-------- Source data
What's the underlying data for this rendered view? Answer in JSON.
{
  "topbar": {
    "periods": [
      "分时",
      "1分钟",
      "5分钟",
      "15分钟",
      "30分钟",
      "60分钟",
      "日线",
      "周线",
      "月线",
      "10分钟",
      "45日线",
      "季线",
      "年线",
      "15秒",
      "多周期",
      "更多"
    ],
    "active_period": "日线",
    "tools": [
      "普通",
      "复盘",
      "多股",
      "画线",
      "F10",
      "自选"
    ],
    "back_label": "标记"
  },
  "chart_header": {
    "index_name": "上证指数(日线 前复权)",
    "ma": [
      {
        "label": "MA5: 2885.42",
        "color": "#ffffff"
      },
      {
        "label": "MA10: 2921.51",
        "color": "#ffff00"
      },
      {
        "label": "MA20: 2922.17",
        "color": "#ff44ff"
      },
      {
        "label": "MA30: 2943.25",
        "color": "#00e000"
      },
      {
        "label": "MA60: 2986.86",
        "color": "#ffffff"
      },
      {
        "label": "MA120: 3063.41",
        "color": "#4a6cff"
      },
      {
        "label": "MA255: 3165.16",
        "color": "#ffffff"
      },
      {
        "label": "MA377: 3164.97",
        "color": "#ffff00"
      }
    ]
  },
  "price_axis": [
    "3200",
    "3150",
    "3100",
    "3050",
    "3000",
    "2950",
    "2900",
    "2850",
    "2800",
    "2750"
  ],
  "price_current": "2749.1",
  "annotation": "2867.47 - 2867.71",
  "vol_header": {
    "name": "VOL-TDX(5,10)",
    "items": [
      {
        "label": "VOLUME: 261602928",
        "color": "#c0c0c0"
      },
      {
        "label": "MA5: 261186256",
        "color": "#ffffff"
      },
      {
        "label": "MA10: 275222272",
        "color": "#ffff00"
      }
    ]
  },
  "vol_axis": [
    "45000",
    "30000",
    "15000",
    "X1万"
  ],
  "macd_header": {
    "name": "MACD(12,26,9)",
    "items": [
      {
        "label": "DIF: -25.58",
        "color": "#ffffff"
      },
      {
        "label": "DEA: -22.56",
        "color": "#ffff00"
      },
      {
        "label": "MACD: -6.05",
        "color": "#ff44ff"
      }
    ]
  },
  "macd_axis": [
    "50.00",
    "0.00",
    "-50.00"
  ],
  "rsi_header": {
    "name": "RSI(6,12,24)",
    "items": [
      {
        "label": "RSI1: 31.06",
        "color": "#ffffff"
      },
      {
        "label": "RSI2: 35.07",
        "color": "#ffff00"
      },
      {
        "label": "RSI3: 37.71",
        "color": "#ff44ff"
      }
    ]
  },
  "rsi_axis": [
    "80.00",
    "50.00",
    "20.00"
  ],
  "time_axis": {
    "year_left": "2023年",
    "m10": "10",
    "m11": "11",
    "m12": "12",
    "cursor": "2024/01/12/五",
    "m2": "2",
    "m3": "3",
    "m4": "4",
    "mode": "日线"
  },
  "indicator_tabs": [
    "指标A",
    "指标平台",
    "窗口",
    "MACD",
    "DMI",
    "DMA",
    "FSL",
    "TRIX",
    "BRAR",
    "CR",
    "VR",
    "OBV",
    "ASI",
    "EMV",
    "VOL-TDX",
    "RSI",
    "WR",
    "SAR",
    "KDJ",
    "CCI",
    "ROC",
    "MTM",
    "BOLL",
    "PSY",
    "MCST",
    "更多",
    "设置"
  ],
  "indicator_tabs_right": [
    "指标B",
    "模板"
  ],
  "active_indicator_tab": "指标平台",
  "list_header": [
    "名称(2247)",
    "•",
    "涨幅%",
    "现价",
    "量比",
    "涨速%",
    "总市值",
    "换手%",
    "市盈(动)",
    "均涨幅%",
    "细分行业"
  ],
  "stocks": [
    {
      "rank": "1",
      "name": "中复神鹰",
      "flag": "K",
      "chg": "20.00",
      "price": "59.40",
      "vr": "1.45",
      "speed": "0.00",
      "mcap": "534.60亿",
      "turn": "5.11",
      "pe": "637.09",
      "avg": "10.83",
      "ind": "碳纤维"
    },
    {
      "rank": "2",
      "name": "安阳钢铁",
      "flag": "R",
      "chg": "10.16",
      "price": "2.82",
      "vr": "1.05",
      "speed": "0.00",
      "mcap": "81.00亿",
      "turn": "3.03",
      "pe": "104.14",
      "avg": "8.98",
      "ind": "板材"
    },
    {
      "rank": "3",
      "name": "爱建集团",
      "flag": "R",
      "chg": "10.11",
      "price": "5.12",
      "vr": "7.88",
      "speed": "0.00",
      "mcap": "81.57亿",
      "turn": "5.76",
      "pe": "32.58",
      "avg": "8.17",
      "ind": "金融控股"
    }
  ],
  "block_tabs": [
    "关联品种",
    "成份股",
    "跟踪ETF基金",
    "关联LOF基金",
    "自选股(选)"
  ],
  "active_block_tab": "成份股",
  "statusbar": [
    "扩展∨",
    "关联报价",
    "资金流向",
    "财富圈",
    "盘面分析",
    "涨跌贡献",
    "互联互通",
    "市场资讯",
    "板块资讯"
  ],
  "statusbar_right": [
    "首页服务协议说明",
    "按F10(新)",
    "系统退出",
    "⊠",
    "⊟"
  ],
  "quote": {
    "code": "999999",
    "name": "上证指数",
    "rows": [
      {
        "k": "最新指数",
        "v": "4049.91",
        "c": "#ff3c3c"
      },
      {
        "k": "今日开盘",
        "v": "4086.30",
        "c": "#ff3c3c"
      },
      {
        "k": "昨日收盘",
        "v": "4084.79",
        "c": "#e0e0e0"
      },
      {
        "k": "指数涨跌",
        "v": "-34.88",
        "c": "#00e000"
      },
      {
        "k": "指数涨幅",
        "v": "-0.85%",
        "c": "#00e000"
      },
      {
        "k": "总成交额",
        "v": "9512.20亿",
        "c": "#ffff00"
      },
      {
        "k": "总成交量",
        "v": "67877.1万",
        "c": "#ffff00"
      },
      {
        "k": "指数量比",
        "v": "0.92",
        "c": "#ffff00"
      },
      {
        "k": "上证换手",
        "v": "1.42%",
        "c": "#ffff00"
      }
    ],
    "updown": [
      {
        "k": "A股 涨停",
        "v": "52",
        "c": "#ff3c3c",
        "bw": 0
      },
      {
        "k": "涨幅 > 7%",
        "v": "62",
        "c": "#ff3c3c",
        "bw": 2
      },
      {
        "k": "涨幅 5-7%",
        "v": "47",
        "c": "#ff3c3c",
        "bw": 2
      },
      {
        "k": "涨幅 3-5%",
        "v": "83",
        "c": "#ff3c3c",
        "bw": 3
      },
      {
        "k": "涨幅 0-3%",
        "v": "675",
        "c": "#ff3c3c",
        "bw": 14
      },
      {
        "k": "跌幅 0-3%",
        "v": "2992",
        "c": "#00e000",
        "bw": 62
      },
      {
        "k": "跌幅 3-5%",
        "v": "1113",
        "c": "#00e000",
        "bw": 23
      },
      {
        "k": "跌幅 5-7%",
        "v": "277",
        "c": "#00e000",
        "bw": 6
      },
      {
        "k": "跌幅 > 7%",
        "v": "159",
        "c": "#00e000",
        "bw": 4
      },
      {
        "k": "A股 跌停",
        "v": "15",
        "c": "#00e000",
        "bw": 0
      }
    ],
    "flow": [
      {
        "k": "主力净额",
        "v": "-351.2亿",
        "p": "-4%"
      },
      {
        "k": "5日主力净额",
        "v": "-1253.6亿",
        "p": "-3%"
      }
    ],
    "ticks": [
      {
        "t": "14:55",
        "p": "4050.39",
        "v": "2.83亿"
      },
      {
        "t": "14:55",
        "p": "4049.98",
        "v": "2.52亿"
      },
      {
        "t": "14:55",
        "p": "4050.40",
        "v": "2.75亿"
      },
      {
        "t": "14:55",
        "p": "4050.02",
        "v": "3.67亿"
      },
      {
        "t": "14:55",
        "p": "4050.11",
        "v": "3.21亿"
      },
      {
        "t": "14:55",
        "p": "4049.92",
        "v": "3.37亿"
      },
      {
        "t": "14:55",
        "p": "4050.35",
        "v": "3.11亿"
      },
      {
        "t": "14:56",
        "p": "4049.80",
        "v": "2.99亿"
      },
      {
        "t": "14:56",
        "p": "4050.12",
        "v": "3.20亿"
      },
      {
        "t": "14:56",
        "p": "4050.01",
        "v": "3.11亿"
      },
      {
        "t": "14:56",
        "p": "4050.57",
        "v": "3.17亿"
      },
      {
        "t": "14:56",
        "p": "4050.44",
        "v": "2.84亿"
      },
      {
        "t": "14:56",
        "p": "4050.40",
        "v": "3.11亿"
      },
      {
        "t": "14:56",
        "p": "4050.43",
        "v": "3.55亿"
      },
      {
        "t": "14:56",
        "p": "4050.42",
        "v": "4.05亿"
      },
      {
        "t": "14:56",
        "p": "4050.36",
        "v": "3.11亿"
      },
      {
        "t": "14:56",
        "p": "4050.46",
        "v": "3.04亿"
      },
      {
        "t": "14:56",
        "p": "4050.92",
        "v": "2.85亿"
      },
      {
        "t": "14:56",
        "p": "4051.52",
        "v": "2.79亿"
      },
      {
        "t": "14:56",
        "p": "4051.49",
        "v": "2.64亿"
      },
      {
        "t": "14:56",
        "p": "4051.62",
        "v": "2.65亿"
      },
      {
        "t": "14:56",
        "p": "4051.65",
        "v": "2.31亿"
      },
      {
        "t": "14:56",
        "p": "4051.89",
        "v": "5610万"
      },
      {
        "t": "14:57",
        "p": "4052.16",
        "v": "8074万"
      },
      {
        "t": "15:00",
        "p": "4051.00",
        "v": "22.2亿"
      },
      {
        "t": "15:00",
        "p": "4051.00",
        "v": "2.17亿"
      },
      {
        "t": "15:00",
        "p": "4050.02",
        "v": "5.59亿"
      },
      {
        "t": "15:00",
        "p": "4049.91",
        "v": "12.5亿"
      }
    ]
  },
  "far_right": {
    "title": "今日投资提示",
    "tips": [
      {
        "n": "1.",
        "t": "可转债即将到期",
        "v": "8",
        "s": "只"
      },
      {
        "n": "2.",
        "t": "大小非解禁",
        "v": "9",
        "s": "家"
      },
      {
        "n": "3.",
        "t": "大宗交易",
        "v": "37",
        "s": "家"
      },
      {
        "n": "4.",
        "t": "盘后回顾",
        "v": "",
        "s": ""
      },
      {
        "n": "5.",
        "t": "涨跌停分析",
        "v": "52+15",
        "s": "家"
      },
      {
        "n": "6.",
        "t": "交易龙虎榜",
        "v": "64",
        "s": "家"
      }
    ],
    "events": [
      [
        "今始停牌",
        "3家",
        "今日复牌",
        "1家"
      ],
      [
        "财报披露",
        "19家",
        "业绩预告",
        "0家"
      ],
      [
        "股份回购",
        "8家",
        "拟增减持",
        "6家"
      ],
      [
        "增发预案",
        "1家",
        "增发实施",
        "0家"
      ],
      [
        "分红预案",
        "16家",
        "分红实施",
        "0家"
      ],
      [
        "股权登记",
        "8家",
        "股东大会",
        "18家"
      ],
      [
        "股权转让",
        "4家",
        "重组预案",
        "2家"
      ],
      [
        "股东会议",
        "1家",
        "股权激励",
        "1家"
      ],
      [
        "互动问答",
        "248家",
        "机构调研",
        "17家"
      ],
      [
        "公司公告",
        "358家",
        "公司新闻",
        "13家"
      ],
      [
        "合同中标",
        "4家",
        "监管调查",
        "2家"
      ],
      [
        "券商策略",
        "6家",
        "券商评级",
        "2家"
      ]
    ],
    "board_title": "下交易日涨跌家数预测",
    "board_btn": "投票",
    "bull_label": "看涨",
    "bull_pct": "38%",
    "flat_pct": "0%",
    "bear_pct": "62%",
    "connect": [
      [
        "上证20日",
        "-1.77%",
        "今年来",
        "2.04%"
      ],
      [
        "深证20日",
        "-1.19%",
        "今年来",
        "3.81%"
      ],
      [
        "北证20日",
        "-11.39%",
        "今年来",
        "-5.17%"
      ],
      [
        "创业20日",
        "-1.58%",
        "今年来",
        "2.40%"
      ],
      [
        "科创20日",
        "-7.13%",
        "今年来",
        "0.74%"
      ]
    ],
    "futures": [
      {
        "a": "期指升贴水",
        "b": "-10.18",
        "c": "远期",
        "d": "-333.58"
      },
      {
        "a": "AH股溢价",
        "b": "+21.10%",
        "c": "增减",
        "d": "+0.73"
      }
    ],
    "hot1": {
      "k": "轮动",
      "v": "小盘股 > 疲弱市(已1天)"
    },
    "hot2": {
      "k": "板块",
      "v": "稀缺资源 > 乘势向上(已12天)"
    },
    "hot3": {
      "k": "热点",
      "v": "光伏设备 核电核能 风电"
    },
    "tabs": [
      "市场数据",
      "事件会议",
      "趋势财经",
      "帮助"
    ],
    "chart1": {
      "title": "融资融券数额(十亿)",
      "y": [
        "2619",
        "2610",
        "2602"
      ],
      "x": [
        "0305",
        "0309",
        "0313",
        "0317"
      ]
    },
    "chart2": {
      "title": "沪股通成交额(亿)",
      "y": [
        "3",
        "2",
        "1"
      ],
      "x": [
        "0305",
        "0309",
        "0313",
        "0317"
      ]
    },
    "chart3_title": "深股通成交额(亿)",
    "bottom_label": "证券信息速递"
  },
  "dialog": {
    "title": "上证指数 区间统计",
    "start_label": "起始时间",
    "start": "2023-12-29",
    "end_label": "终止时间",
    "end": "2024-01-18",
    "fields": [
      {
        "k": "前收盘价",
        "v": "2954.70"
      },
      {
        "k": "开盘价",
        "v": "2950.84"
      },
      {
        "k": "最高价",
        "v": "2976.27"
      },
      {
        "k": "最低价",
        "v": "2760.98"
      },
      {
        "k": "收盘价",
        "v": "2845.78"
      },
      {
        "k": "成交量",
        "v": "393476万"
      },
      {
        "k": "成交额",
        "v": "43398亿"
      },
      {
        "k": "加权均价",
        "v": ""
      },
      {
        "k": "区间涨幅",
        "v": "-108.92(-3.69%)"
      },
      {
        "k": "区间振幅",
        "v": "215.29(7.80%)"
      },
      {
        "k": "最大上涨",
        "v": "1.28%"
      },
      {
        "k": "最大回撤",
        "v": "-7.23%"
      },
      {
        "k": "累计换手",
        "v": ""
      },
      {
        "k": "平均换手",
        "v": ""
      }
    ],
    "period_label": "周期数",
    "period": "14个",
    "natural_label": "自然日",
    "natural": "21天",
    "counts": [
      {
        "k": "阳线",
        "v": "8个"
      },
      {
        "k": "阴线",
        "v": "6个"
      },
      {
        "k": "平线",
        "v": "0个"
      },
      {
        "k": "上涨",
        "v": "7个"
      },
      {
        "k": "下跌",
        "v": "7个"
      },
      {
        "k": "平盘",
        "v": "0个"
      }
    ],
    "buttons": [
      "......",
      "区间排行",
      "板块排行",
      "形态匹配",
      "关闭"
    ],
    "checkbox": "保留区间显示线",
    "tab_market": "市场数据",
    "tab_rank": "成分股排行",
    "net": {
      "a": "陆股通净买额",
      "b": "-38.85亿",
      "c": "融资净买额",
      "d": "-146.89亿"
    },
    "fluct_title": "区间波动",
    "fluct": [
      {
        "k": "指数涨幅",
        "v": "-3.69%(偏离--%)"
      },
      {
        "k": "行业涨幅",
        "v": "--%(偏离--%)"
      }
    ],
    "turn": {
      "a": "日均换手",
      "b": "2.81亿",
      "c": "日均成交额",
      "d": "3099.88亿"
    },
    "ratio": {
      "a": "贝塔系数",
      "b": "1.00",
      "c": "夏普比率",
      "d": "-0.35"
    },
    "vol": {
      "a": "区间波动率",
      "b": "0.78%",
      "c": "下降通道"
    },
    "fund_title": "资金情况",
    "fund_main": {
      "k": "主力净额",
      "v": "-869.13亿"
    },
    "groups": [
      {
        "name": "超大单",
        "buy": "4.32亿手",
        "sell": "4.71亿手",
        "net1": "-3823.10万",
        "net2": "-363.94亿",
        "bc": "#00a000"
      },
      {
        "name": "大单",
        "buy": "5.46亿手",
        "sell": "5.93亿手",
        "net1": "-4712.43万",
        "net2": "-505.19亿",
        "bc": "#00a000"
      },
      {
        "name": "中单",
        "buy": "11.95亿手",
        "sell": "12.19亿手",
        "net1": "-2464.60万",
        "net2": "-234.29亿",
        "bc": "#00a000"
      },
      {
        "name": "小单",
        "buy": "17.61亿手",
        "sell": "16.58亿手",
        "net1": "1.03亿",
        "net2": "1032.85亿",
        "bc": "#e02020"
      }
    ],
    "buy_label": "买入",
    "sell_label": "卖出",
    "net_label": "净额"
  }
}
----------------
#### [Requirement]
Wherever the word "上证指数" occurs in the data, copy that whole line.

#### [Result of this exercise]
    "index_name": "上证指数(日线 前复权)",
    "name": "上证指数",
    "title": "上证指数 区间统计",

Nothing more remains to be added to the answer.